Dome of a Home, in Pensacola Beach, Florida, did it again reports the Monolithic Dome Institute.
This 70' x 54', luxurious, beachfront property that is the home of Valerie and Mark Sigler, as well as a bed and breakfast, has survived its third serious hurricane in a year. This time, it was Katrina, the Category 5 hurricane that devasted so much of the Gulf Coast. But unfortunately, not all of the facility escaped the wrath of the hurricanes.
While inspecting the dome, Mark discovered part of a concrete wall, weighing about two tons, atop their geothermal well system.
"Hurricane Ivan (September 2004) knocked down a block house next door to us," Mark reports. "Our neighbors cleaned the debris away from that house. But they didn't see part of a wall covered by sand.
"Somewhere between Hurricane Dennis (July 2005) and Katrina, that wall got moved," he continues. "The surge came over and moved that concrete wall against the ring beam of our dome, and left it resting atop our geothermal well system. It crushed the well head."
Neither the wall nor the damage it caused could be seen until Mark began digging.
"Four to five feet down through all this sand, I began finding debris from this house that, at one time, was above ground and about 30 feet away from us," he says. "A hurricane's water surge can turn everything to soup for seven or eight feet down. That's why you put the dome on pilings."
Seven geothermal wells serve Dome of a Home. Each goes down for about 250 feet. At about three feet below the surface, where the well head is, they all tie together and go in and out of the house.
"That's where the wall ended up," Mark says. "I'm repairing it today. That's the major extent of our damage.
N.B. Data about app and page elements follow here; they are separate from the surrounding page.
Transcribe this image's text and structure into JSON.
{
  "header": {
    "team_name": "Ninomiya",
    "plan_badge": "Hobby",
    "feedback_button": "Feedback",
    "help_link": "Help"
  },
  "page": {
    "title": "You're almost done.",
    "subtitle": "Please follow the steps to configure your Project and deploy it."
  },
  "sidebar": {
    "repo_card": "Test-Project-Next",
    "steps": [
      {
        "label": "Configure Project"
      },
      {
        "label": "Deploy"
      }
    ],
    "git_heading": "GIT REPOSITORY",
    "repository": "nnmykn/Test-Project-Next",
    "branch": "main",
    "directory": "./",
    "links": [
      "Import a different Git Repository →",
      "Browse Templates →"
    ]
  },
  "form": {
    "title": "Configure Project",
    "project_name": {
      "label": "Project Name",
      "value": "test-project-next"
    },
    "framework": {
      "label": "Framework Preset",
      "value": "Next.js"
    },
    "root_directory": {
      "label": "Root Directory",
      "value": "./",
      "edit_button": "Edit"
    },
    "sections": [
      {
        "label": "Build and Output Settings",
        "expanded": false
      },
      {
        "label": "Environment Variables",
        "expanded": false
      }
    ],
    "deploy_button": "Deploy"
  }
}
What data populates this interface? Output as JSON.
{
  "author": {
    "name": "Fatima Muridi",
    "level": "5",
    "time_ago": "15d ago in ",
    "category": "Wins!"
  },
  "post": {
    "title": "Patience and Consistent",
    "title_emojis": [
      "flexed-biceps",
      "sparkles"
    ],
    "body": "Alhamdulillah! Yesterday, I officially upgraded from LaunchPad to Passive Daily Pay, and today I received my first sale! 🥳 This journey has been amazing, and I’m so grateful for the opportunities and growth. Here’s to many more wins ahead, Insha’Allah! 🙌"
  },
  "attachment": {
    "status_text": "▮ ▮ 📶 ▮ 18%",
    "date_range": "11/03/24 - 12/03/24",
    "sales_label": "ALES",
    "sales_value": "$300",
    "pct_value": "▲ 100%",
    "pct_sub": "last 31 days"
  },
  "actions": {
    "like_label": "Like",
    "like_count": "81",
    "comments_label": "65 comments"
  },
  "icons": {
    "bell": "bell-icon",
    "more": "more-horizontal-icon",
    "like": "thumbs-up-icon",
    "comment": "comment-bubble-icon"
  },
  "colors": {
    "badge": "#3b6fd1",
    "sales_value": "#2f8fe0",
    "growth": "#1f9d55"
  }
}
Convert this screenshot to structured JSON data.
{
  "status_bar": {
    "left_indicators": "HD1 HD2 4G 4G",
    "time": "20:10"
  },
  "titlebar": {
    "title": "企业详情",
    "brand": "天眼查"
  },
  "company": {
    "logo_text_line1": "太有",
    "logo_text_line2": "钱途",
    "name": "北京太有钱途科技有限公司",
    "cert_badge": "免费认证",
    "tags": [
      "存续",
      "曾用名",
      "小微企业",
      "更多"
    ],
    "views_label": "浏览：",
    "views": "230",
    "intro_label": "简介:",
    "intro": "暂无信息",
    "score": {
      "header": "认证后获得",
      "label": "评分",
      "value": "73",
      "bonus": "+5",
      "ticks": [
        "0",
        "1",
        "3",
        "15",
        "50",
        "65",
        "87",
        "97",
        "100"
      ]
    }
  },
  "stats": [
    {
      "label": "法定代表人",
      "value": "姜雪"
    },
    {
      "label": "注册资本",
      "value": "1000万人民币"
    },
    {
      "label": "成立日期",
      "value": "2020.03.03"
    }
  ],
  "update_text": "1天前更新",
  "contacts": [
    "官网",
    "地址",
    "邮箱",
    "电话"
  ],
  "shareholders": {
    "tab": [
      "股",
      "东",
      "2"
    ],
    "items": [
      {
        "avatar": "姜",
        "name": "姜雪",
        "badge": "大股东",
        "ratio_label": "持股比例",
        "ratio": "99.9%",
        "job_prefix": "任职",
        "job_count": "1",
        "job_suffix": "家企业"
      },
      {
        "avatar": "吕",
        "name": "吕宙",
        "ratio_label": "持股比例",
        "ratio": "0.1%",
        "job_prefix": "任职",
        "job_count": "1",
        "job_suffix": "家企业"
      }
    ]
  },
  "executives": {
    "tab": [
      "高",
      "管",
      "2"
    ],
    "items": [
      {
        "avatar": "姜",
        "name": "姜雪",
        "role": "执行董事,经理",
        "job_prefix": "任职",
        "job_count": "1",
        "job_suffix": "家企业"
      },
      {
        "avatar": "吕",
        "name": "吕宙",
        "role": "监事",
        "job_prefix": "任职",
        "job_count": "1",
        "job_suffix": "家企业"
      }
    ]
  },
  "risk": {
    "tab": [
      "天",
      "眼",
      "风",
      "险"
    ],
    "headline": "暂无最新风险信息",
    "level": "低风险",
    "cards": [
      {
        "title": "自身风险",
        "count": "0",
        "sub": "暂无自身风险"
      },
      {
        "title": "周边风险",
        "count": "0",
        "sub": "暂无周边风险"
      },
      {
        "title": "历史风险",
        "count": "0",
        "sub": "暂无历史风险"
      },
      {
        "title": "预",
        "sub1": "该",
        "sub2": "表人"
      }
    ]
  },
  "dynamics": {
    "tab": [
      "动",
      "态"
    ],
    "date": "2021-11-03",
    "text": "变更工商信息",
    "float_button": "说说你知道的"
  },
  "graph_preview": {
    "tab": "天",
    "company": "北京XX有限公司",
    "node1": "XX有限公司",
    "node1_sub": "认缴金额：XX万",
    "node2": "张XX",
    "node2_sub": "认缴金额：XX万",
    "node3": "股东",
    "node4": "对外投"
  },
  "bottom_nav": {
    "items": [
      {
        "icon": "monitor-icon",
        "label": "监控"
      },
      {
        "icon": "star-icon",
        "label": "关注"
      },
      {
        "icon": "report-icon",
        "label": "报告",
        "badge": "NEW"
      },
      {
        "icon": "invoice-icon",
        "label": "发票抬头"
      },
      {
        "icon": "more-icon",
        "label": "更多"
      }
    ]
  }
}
The dome itself is not damaged."
Although they have electrical power, Mark says that there is a serious shortage of materials, equipment and manpower in the area.
"It took me days to locate a lift with a basket that I can use to lift myself to the top of the dome, and it's 100 miles away," he says.
Nevertheless, Mark has started recoating the outside of the dome. He says, "I've already redone the underneath side. To make it even more water-resistant, I rhino lined the entire garage ceiling where all the pipes go through the house. Now, no matter how much water is driven up there, it won't come through the floor system."
Note: Rhino liner is a polyurethane material that can be sprayed onto concrete and many other surfaces to make them water-tight. It's most often used to line truck beds and/or the underside of a vehicle.